**Problem statement:**
Each line below is to be copied exactly as it appears.

**Records for processing:**
----------------------------------------

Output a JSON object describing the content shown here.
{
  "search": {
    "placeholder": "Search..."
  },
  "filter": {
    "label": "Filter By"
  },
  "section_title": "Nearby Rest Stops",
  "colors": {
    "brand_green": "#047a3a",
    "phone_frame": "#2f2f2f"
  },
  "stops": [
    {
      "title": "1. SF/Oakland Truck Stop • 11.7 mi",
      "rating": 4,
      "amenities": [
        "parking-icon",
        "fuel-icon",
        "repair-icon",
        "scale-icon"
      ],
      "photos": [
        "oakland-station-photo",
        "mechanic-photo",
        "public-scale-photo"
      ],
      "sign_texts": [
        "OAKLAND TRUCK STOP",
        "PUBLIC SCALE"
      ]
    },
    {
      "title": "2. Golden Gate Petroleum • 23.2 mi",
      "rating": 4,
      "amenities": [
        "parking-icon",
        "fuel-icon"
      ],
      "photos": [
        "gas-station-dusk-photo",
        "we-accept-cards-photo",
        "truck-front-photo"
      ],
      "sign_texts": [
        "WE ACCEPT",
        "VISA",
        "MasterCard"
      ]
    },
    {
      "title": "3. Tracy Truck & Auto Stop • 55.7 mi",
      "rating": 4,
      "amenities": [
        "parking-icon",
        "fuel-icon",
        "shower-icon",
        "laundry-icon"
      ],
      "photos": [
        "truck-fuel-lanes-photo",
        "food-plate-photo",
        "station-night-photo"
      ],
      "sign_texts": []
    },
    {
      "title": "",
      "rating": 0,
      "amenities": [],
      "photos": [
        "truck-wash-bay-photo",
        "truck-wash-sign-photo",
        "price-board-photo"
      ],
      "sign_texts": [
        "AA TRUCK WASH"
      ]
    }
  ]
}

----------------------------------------

**Response:**
Output a JSON object describing the content shown here.
{
  "search": {
    "placeholder": "Search..."
  },
  "filter": {
    "label": "Filter By"
  },
  "section_title": "Nearby Rest Stops",
  "colors": {
    "brand_green": "#047a3a",
    "phone_frame": "#2f2f2f"
  },
  "stops": [
    {
      "title": "1. SF/Oakland Truck Stop • 11.7 mi",
      "rating": 4,
      "amenities": [
        "parking-icon",
        "fuel-icon",
        "repair-icon",
        "scale-icon"
      ],
      "photos": [
        "oakland-station-photo",
        "mechanic-photo",
        "public-scale-photo"
      ],
      "sign_texts": [
        "OAKLAND TRUCK STOP",
        "PUBLIC SCALE"
      ]
    },
    {
      "title": "2. Golden Gate Petroleum • 23.2 mi",
      "rating": 4,
      "amenities": [
        "parking-icon",
        "fuel-icon"
      ],
      "photos": [
        "gas-station-dusk-photo",
        "we-accept-cards-photo",
        "truck-front-photo"
      ],
      "sign_texts": [
        "WE ACCEPT",
        "VISA",
        "MasterCard"
      ]
    },
    {
      "title": "3. Tracy Truck & Auto Stop • 55.7 mi",
      "rating": 4,
      "amenities": [
        "parking-icon",
        "fuel-icon",
        "shower-icon",
        "laundry-icon"
      ],
      "photos": [
        "truck-fuel-lanes-photo",
        "food-plate-photo",
        "station-night-photo"
      ],
      "sign_texts": []
    },
    {
      "title": "",
      "rating": 0,
      "amenities": [],
      "photos": [
        "truck-wash-bay-photo",
        "truck-wash-sign-photo",
        "price-board-photo"
      ],
      "sign_texts": [
        "AA TRUCK WASH"
      ]
    }
  ]
}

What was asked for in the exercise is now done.